Food & Nutrition
The Health Benefits of Nut Butters
Alternatives to PB and J
It won you over when it first showed up in your lunch box in all its gooey goodness. From school cafeteria to corner office, the peanut butter and jelly sandwich is a lunchtime staple that never loses its appeal.
Click through the slideshow to learn about other nut butters to try if you have peanut allergies, or just want some lunchtime variety.
No Peanuts? No Problem
Nut allergies—especially peanuts—are increasingly common. According to the American College of Allergy, Asthma & Immunology (ACAAI), peanut allergy affects around 400,000 children in the United States.
And peanut allergies can be dangerous. The ACAAI reports that this is one of the food allergens most commonly associated with sudden and severe reactions such as anaphylaxis, which can be life-threatening.
Fortunately, there are many nut and seed butter alternatives that will keep your sandwich tasty and allergies at bay.
Check with Doc
If you’re certain peanuts are the only nuts that trigger an allergic reaction, you can try alternate nut butters—but talk to your doctor first. If you or your child has a peanut allergy, chances are, you may also suffer from allergies to tree nuts like almonds, cashews, or hazelnuts.
According to the ACAAI, research indicates that between 28 percent and 50 percent of patients who have peanut allergies also are allergic to one or more tree nuts.
Butter Me Up
If you’re not allergic to tree nuts, you can choose from a number of heart-healthy nut butters. A wide-range of nut butters provide a variety of health benefits. Check your local grocery or health food store for:
Nut butters contain a number of important nutrients, including:
- healthful fats
- vitamins and minerals
- phytochemicals (which according to the American Cancer Society may help prevent cancer)
The specific nutrients of nut butters vary depending on type of nut. According to UC Berkeley, studies show that nuts help improve cholesterol levels, so researchers suspect that plain nut butters have the same benefits.
Check the Label
While all nut butters contain around 100 calories per tablespoon, not all nut butters contain healthful ingredients. Many brands contain only ground-up nuts, but some contain added salt and sugar. Some use partially hydrogenated oil—a source of unhealthy trans fats according to UC Berkeley. Be sure to check the label before selecting a nut butter.
Watch the Calories
Harvard Medical School (HMS) notes that while nuts are considered to be “nutritional powerhouses,” they’re also high in calories. Therefore, if you eat a lot of nuts or nut butters, cut back in other areas.
Don’t let fear of fat keep you away from trying nut butters, however. HMS emphasizes that eating just two ounces of nuts weekly can lower your risk of heart disease.
Go Nuts with No Nuts
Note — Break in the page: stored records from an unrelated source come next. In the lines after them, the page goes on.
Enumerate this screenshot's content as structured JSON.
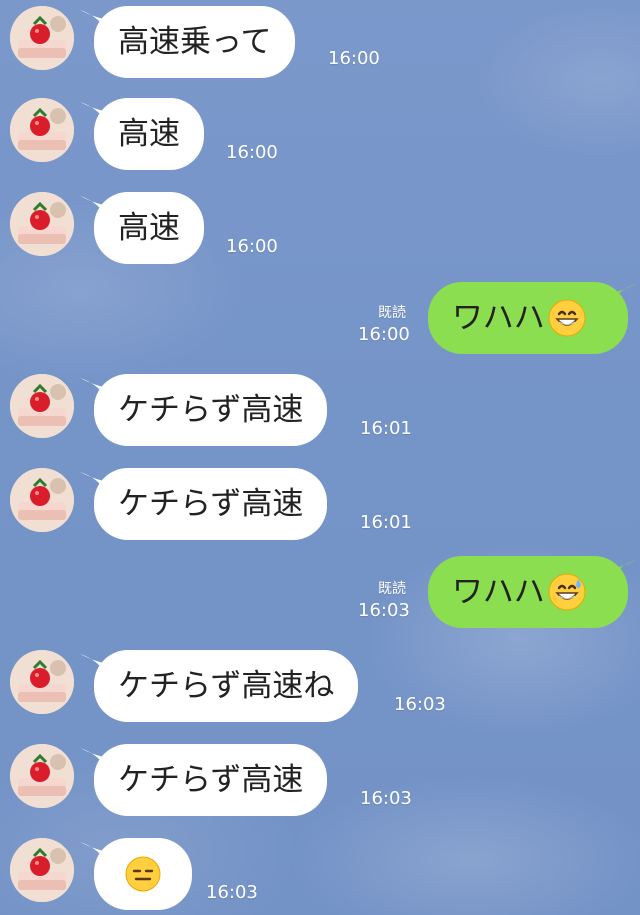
{
  "messages": [
    {
      "side": "left",
      "text": "高速乗って",
      "time": "16:00"
    },
    {
      "side": "left",
      "text": "高速",
      "time": "16:00"
    },
    {
      "side": "left",
      "text": "高速",
      "time": "16:00"
    },
    {
      "side": "right",
      "text": "ワハハ",
      "emoji": "grinning-face-icon",
      "read_label": "既読",
      "time": "16:00"
    },
    {
      "side": "left",
      "text": "ケチらず高速",
      "time": "16:01"
    },
    {
      "side": "left",
      "text": "ケチらず高速",
      "time": "16:01"
    },
    {
      "side": "right",
      "text": "ワハハ",
      "emoji": "grinning-sweat-face-icon",
      "read_label": "既読",
      "time": "16:03"
    },
    {
      "side": "left",
      "text": "ケチらず高速ね",
      "time": "16:03"
    },
    {
      "side": "left",
      "text": "ケチらず高速",
      "time": "16:03"
    },
    {
      "side": "left",
      "text": "",
      "emoji": "expressionless-face-icon",
      "time": "16:03"
    }
  ],
  "colors": {
    "background": "#7594c8",
    "incoming_bubble": "#ffffff",
    "outgoing_bubble": "#8bde4f",
    "meta_text": "#ffffff"
  }
}
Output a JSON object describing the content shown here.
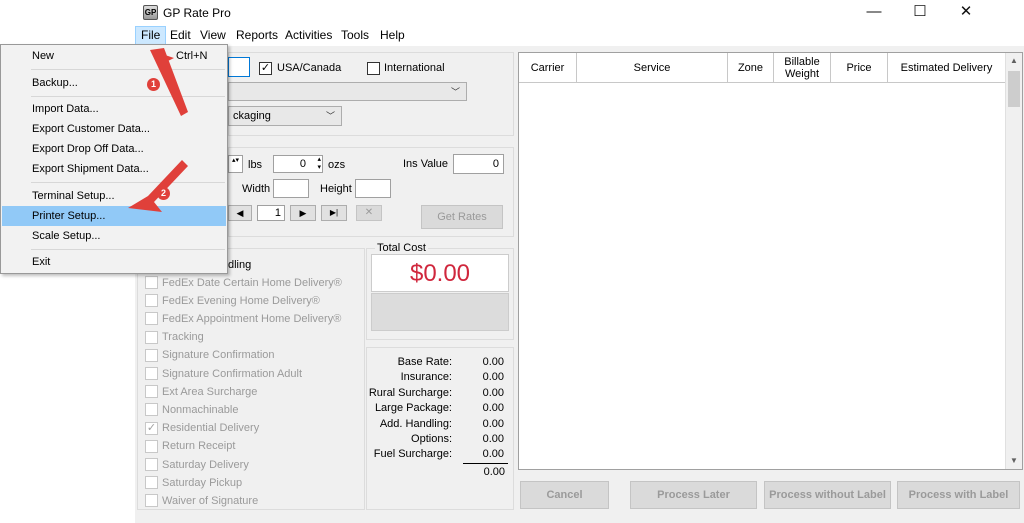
{
  "window": {
    "title": "GP Rate Pro",
    "app_icon": "GP",
    "min_glyph": "—",
    "max_glyph": "☐",
    "close_glyph": "✕"
  },
  "menubar": {
    "file": "File",
    "edit": "Edit",
    "view": "View",
    "reports": "Reports",
    "activities": "Activities",
    "tools": "Tools",
    "help": "Help"
  },
  "file_menu": {
    "new": "New",
    "new_shortcut": "Ctrl+N",
    "backup": "Backup...",
    "import": "Import Data...",
    "export_customer": "Export Customer Data...",
    "export_dropoff": "Export Drop Off Data...",
    "export_shipment": "Export Shipment Data...",
    "terminal": "Terminal Setup...",
    "printer": "Printer Setup...",
    "scale": "Scale Setup...",
    "exit": "Exit"
  },
  "destination": {
    "usa_canada": "USA/Canada",
    "usa_canada_checked": true,
    "international": "International",
    "international_checked": false
  },
  "packaging": {
    "value": "ckaging"
  },
  "weight": {
    "lbs_label": "lbs",
    "ozs_value": "0",
    "ozs_label": "ozs",
    "ins_label": "Ins Value",
    "ins_value": "0"
  },
  "dims": {
    "width_label": "Width",
    "height_label": "Height"
  },
  "pager": {
    "page": "1",
    "prev_glyph": "◀",
    "next_glyph": "▶",
    "last_glyph": "▶|",
    "clear_glyph": "✕"
  },
  "get_rates": "Get Rates",
  "options": {
    "partial_header": "dling",
    "items": [
      {
        "label": "FedEx Date Certain Home Delivery®",
        "checked": false
      },
      {
        "label": "FedEx Evening Home Delivery®",
        "checked": false
      },
      {
        "label": "FedEx Appointment Home Delivery®",
        "checked": false
      },
      {
        "label": "Tracking",
        "checked": false
      },
      {
        "label": "Signature Confirmation",
        "checked": false
      },
      {
        "label": "Signature Confirmation Adult",
        "checked": false
      },
      {
        "label": "Ext Area Surcharge",
        "checked": false
      },
      {
        "label": "Nonmachinable",
        "checked": false
      },
      {
        "label": "Residential Delivery",
        "checked": true
      },
      {
        "label": "Return Receipt",
        "checked": false
      },
      {
        "label": "Saturday Delivery",
        "checked": false
      },
      {
        "label": "Saturday Pickup",
        "checked": false
      },
      {
        "label": "Waiver of Signature",
        "checked": false
      }
    ]
  },
  "cost": {
    "label": "Total Cost",
    "value": "$0.00",
    "color": "#d0273d",
    "rows": [
      {
        "label": "Base Rate:",
        "value": "0.00"
      },
      {
        "label": "Insurance:",
        "value": "0.00"
      },
      {
        "label": "Rural Surcharge:",
        "value": "0.00"
      },
      {
        "label": "Large Package:",
        "value": "0.00"
      },
      {
        "label": "Add. Handling:",
        "value": "0.00"
      },
      {
        "label": "Options:",
        "value": "0.00"
      },
      {
        "label": "Fuel Surcharge:",
        "value": "0.00"
      }
    ],
    "total": "0.00"
  },
  "grid": {
    "columns": [
      "Carrier",
      "Service",
      "Zone",
      "Billable Weight",
      "Price",
      "Estimated Delivery"
    ]
  },
  "actions": {
    "cancel": "Cancel",
    "later": "Process Later",
    "without_label": "Process without Label",
    "with_label": "Process with Label"
  },
  "callouts": {
    "one": "1",
    "two": "2",
    "color": "#e0403a"
  }
}
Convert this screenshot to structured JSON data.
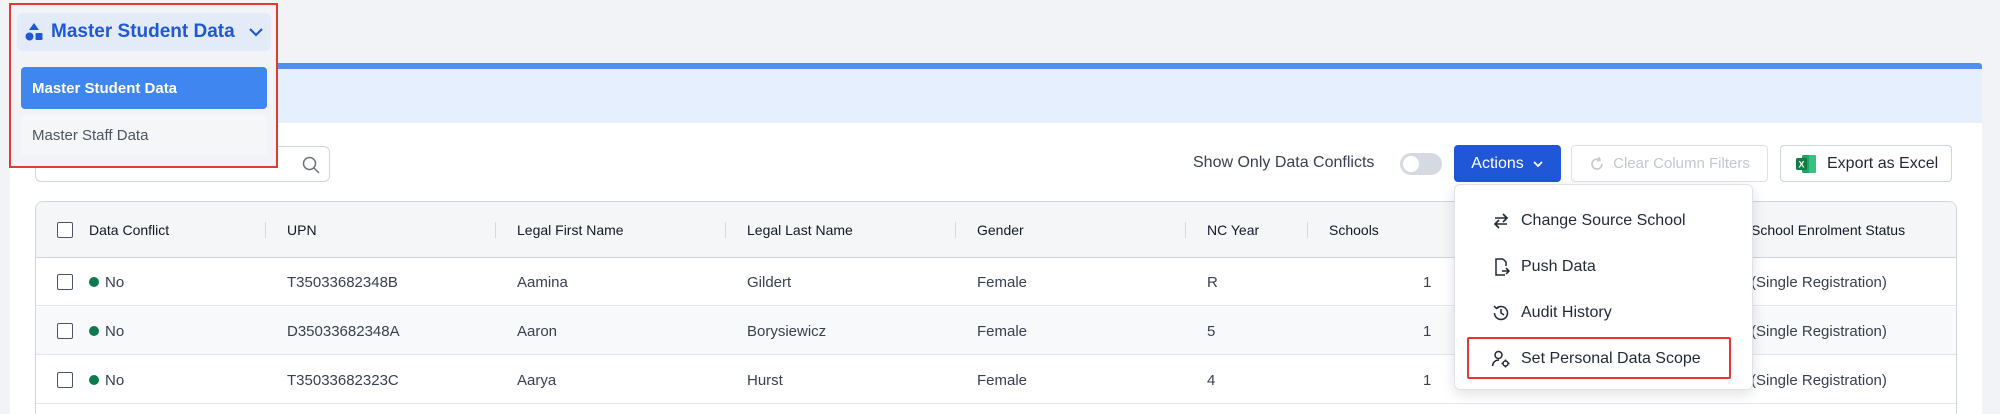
{
  "data_selector": {
    "current": "Master Student Data",
    "options": [
      "Master Student Data",
      "Master Staff Data"
    ]
  },
  "toolbar": {
    "show_conflicts_label": "Show Only Data Conflicts",
    "actions_label": "Actions",
    "clear_filters_label": "Clear Column Filters",
    "export_label": "Export as Excel"
  },
  "actions_menu": {
    "items": [
      "Change Source School",
      "Push Data",
      "Audit History",
      "Set Personal Data Scope"
    ]
  },
  "table": {
    "columns": [
      "Data Conflict",
      "UPN",
      "Legal First Name",
      "Legal Last Name",
      "Gender",
      "NC Year",
      "Schools",
      "School Enrolment Status"
    ],
    "rows": [
      {
        "conflict": "No",
        "upn": "T35033682348B",
        "first": "Aamina",
        "last": "Gildert",
        "gender": "Female",
        "nc_year": "R",
        "schools": "1",
        "status": "(Single Registration)"
      },
      {
        "conflict": "No",
        "upn": "D35033682348A",
        "first": "Aaron",
        "last": "Borysiewicz",
        "gender": "Female",
        "nc_year": "5",
        "schools": "1",
        "status": "(Single Registration)"
      },
      {
        "conflict": "No",
        "upn": "T35033682323C",
        "first": "Aarya",
        "last": "Hurst",
        "gender": "Female",
        "nc_year": "4",
        "schools": "1",
        "status": "(Single Registration)"
      }
    ]
  },
  "colors": {
    "primary": "#1f57d6",
    "selected_option": "#3f86f0",
    "no_conflict_dot": "#0f7a4f",
    "annotation_red": "#e23b2e"
  }
}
If your allergies force you to keep your distance from all nuts, seed and soy nut butters are excellent alternatives. Sunflower seed butter is high in heart-healthy poly-unsaturated fats. According to UC Berkeley, soy nut butter (which tastes similar to peanut butter) is higher in protein and lower in fat than the average nut butter.
If your nut allergies are severe, ask your doctor to test for potential soy or seed intolerances before trying these options.
If you have a family history of nut allergies, play it safe. It’s important to check with your doctor if you or your child has even a minor allergic reaction to nuts. A mild past reaction may indicate a risk of a more severe future reaction.
While nut allergies can be a burden, you can prepare your favorite recipes with one of the many nut butter alternatives. So fix yourself a nut butter and jelly sandwich, pour a tall glass of milk, and enjoy a childhood favorite with only healthy repercussions.